Task inputs =>
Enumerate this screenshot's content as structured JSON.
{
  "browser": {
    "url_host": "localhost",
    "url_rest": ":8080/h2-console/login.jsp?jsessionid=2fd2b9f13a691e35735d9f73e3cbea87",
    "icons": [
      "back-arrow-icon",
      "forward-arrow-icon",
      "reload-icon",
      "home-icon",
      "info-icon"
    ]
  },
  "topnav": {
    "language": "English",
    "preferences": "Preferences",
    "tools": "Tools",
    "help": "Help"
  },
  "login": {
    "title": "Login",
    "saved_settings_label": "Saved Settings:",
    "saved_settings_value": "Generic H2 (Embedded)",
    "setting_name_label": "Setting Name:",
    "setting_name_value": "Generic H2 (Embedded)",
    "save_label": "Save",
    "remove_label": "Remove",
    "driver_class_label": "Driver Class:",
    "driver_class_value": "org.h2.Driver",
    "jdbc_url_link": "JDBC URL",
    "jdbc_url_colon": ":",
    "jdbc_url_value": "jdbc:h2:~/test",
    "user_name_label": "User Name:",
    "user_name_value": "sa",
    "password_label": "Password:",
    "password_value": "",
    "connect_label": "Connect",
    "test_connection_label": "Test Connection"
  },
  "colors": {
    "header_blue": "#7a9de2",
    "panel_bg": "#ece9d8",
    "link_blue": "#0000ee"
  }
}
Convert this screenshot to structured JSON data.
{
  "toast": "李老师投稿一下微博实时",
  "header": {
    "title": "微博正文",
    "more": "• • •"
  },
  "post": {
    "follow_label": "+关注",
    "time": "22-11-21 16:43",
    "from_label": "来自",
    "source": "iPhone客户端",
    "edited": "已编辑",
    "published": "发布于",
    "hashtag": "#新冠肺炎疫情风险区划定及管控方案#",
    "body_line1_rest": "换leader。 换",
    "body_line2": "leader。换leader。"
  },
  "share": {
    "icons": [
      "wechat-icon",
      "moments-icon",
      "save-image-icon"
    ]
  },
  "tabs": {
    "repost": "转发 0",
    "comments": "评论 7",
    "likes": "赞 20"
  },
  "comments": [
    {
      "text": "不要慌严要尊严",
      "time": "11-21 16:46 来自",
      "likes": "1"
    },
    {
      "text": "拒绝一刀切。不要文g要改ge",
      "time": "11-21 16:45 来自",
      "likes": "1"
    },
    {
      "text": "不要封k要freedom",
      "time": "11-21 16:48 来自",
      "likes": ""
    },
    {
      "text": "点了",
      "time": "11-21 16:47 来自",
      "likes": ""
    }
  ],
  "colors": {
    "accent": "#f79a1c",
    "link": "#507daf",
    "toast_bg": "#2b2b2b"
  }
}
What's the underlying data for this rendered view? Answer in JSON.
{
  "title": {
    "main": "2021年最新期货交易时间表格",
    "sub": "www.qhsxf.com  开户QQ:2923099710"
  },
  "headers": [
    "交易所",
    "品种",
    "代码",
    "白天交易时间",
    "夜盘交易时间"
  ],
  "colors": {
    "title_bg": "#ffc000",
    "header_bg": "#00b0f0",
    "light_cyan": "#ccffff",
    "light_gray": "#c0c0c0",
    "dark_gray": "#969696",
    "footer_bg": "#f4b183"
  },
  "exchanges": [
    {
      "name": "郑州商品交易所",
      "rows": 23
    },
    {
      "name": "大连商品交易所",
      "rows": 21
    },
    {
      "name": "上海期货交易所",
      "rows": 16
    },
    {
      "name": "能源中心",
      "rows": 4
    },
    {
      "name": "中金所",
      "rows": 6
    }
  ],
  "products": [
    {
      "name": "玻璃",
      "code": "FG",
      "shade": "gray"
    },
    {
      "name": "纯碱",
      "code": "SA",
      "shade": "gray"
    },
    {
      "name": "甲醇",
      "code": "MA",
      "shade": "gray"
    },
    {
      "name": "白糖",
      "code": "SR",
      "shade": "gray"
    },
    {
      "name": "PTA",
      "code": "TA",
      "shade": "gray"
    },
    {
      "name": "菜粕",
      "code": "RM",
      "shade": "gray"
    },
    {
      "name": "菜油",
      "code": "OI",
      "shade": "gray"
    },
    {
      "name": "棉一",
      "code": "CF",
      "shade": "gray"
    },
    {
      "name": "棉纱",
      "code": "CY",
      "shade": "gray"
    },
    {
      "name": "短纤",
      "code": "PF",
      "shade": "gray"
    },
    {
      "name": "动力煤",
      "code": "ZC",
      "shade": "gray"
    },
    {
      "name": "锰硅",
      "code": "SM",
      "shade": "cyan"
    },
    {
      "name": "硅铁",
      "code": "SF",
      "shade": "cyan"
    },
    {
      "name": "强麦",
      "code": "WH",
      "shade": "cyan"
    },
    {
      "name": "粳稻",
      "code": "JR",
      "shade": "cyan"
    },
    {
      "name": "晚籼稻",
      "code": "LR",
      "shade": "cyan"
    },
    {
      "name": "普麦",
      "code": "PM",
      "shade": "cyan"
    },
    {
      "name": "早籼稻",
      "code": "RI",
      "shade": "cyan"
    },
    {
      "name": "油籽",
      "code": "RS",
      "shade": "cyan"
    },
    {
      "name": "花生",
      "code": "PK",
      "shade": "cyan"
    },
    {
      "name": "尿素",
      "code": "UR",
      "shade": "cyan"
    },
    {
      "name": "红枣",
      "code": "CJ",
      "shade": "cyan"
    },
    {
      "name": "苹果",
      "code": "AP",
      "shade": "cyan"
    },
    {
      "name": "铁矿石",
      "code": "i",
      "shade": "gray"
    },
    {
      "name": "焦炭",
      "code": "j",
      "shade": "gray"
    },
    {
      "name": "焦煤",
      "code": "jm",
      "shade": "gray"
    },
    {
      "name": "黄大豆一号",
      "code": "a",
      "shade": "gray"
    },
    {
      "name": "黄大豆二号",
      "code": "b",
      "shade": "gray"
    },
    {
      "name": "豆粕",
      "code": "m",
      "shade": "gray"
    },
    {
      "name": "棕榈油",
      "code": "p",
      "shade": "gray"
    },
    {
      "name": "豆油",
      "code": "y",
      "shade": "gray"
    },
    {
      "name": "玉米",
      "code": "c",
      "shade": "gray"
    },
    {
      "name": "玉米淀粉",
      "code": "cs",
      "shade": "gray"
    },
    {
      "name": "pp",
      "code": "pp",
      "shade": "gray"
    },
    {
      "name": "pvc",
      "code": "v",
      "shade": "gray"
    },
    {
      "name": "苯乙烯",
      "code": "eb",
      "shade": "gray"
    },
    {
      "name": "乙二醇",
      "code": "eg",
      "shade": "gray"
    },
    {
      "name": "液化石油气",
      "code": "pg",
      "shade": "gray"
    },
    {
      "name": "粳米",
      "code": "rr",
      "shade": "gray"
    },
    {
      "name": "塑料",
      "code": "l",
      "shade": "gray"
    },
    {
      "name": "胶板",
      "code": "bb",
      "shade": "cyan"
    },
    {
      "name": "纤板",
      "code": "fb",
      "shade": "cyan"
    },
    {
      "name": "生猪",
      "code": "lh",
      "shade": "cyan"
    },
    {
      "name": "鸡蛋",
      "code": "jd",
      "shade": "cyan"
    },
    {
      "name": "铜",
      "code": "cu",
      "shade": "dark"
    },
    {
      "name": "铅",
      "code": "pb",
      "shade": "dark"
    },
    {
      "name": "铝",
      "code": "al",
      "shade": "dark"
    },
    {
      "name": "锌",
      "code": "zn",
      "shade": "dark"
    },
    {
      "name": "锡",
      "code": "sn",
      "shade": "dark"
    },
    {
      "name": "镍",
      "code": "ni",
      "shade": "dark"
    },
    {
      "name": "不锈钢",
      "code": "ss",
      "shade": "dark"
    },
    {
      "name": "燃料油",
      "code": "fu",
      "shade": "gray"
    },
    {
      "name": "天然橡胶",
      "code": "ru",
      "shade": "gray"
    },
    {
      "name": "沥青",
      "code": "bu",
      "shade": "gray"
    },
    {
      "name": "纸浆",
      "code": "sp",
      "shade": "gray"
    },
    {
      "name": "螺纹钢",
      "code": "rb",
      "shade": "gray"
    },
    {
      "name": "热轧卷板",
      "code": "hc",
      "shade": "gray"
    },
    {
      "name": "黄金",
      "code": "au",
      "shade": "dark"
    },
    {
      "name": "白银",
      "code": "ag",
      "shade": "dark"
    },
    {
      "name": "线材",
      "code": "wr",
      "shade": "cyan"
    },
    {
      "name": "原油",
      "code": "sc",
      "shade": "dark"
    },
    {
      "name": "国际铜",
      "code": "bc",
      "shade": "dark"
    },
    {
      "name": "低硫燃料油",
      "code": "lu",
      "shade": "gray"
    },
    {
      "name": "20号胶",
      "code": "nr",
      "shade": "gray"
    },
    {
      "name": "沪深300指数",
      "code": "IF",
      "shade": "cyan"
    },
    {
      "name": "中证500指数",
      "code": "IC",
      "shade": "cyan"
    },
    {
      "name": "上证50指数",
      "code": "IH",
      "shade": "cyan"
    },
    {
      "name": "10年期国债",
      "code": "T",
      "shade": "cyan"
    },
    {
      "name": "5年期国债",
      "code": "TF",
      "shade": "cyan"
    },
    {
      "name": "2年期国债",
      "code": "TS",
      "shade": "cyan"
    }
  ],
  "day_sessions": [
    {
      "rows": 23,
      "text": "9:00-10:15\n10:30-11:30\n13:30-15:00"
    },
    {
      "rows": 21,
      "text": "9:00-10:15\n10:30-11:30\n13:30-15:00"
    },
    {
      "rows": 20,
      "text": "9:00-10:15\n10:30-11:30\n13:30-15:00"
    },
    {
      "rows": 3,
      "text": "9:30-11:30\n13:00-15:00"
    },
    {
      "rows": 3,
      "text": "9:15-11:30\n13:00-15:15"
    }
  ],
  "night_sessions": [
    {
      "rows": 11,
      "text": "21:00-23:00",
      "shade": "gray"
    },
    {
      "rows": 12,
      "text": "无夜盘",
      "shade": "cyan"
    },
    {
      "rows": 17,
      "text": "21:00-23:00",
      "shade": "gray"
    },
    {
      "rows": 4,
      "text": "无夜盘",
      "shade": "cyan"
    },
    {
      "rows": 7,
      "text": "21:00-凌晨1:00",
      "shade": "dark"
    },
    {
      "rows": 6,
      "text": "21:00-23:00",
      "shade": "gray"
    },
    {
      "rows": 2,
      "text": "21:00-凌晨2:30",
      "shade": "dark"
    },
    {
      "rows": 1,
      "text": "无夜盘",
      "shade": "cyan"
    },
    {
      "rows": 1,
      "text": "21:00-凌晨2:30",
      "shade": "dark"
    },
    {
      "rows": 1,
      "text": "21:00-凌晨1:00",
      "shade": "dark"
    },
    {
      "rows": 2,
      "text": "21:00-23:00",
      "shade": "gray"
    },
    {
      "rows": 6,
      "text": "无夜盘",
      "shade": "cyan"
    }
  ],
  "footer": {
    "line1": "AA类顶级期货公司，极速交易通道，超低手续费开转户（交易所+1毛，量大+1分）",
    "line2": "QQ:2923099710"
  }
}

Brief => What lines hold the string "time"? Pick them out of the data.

Exercise response =>
    "time": "22-11-21 16:43",
      "time": "11-21 16:46 来自",
      "time": "11-21 16:45 来自",
      "time": "11-21 16:48 来自",
      "time": "11-21 16:47 来自",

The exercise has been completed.